Montgomery was a member of several USA Basketball national teams as a coach. He served as an assistant at the 2002 World Basketball Championships, and, in 1996, was named head coach of the USA Men's 22-and-Under Select team. That year, Montgomery was chosen as the USA Basketball Developmental Coach of the Year and the USOC Basketball Developmental Coach of the Year.
A 1968 graduate of Long Beach State, Montgomery began his coaching career as an assistant coach at the U.S. Coast Guard Academy, Colorado State, the Citadel, Florida and Boise State. He earned his master’s degree at Colorado State in 1976.
Mike Montgomery Year-by-Year
Year Overall Pct. Conf. Pct. Finish Postseason
1978-79 14-13 .519 7-7 .500 T-4th
1979-80 17-11 .607 8-6 .571 3rd

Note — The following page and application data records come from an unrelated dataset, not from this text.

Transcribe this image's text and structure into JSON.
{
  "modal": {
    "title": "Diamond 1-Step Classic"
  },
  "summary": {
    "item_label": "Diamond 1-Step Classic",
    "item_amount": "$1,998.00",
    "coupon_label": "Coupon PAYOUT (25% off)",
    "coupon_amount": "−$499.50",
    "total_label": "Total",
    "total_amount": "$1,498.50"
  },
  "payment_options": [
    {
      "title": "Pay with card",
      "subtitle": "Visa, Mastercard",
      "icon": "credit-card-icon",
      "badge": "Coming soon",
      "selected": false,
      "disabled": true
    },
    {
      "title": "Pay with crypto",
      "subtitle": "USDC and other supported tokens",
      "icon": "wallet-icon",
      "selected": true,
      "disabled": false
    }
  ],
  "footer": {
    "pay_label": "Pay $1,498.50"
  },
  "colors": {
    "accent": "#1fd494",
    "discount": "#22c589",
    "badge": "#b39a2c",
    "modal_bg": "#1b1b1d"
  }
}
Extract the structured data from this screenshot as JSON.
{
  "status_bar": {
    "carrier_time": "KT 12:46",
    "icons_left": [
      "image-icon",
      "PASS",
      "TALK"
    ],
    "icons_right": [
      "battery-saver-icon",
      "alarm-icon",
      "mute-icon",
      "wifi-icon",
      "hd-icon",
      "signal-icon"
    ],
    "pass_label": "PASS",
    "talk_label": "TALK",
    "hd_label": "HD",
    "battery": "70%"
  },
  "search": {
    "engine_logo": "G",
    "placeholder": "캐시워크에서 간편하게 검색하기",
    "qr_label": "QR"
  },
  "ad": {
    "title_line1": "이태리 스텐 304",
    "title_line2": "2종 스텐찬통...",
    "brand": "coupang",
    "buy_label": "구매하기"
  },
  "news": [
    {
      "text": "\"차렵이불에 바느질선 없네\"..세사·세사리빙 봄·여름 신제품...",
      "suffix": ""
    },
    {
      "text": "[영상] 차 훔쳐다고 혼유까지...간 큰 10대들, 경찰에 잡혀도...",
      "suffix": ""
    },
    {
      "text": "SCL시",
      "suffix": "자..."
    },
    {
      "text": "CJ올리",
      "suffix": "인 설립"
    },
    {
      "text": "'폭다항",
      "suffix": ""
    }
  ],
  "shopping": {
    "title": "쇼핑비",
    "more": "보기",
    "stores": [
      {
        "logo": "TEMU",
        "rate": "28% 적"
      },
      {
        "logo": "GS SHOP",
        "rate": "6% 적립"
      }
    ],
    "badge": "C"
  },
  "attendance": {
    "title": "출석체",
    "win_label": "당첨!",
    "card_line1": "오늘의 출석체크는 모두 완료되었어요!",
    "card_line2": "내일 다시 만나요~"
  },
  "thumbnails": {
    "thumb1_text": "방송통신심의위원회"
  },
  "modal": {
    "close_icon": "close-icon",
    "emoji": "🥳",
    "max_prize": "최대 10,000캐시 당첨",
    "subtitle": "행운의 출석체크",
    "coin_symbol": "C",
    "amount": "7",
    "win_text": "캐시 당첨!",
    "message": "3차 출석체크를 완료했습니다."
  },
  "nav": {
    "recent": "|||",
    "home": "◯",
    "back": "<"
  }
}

1980-81 19-9 .679 11-3 .786 T-2nd
1981-82 17-10 .630 10-4 .714 2nd
1982-83 21-7 .750 9-5 .643 T-3rd
1983-84 23-7 .767 9-5 .643 2nd
1984-85 22-8 .733 10-4 .714 2nd NIT 1st Round

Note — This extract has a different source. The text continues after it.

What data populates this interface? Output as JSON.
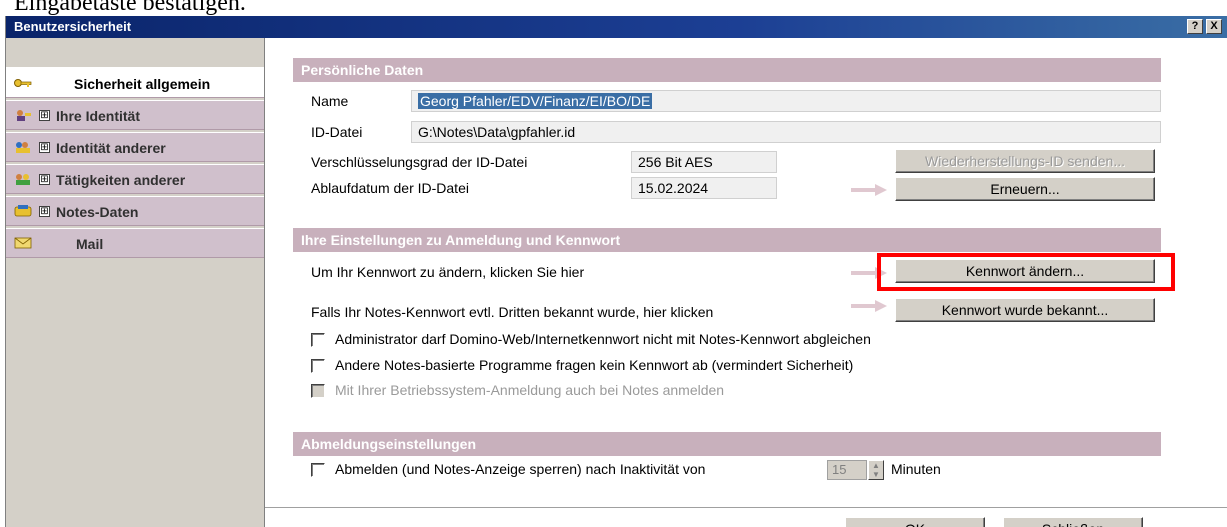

1985-86 21-11 .656 9-5 .643 2nd NIT 1st Round
Totals 154-76 .670 73-39 .652
1986-87 15-13 .536 9-9 .500 6th
1987-88 21-12 .636 11-7 .611 4th NIT 2nd Round
1988-89 26-7 .788 15-3 .833 2nd NCAA 1st Round
1989-90 18-12 .600 9-9 .500 6th NIT 1st Round
1990-91 20-13 .606 8-10 .444 T-5th NIT Champions
1991-92 18-11 .621 10-8 .556 4th NCAA 1st Round
1992-93 7-23 .233 2-16 .111 10th
1993-94 17-11 .607 10-8 .556 T-4th NIT 1st Round
1994-95 20-9 .690 10-8 .556 T-5th NCAA 2nd Round
1995-96 21-8 .724 13-5 .722 3rd NCAA 2nd Round
1996-97 22-8 .733 12-6 .667 T-2nd NCAA Sweet 16
1997-98 30-5 .857 15-3 .833 2nd NCAA Final Four
1998-99 * 26-7 .788 15-3 .833 1st NCAA 2nd Round
1999-00 * 27-4 .871 15-3 .833 T-1st NCAA 2nd Round
2000-01 31-3 .912 16-2 .889 1st NCAA Elite Eight
2001-02 20-10 .667 12-6 .667 T-2nd NCAA 2nd Round
2002-03 * 24-9 .727 14-4 .778 2nd NCAA 2nd Round
2003-04 * 30-2 .938 17-1 .944 1st NCAA 2nd Round
Totals 393-167 .702 213-111 .657
2008-09 22-11 .667 11-7 .611 T-3rd NCAA 1st Round
2009-10 24-11 .686 13-5 .722 1st NCAA 2nd Round
2010-11 18-15 .545 10-8 .556 T-4th NIT 2nd Round
2011-12 24-10 .727 13-5 .722 T-2nd NCAA 1st Round
2012-13 21-12 .636 12-6 .667 T-2nd NCAA 3rd Round
2013-14 21-14 .600 10-8 .556 T-3rd NIT Quarterfinals
Totals 130-73 .640 69-39 .639
Career 677-316 .682 355-189 .653
* denotes Pac-10 Coach of the Year